[Web page and app entries]
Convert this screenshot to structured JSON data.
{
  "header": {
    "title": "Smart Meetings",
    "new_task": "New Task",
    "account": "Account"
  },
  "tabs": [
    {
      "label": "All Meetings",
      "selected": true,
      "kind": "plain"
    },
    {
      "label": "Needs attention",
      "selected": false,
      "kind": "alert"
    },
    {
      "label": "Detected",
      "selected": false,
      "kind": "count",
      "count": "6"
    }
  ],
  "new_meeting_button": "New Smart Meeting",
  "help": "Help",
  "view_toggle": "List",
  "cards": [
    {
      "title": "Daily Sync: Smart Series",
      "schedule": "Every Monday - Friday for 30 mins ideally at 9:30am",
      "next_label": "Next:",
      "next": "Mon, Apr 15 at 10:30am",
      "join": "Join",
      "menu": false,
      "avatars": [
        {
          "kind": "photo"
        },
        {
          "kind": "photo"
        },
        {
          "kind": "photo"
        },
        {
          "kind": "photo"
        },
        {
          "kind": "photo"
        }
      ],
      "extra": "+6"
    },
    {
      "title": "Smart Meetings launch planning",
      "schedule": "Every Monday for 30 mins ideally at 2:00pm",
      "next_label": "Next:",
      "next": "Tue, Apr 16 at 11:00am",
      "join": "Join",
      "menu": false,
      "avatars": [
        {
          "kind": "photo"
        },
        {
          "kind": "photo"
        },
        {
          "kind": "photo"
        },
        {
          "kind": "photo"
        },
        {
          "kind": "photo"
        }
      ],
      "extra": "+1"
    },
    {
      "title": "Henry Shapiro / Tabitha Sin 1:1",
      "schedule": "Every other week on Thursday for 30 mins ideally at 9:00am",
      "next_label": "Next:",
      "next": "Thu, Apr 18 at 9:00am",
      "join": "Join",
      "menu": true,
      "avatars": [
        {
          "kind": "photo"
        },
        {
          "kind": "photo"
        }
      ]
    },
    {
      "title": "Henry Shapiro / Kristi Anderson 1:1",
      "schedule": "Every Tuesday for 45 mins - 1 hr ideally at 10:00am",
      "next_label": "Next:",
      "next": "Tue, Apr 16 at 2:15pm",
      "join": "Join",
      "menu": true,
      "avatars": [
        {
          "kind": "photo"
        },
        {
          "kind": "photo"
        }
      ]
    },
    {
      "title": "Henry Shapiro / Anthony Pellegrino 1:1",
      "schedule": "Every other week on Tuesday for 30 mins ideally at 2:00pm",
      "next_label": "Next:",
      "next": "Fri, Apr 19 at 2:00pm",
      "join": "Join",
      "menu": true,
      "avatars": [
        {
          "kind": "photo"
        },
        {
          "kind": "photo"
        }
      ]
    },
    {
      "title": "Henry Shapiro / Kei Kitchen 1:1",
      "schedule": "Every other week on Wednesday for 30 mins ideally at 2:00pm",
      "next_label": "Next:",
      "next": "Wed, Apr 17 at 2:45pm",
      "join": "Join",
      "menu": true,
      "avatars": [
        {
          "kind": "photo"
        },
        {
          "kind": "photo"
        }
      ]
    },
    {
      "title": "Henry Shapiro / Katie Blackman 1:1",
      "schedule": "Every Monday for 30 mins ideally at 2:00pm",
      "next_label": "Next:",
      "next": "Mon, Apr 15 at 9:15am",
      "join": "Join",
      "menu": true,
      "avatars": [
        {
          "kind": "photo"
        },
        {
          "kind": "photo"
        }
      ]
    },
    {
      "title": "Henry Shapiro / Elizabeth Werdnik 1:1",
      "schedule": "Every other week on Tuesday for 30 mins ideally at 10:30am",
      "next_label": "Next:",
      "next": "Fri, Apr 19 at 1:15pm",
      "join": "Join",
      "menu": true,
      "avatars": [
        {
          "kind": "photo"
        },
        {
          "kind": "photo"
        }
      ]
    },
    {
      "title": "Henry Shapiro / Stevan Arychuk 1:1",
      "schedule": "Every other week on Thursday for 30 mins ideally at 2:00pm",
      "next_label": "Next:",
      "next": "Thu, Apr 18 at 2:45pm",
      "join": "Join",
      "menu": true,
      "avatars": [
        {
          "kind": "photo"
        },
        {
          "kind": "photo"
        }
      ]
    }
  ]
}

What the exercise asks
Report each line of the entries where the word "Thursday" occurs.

Your response
      "schedule": "Every other week on Thursday for 30 mins ideally at 9:00am",
      "schedule": "Every other week on Thursday for 30 mins ideally at 2:00pm",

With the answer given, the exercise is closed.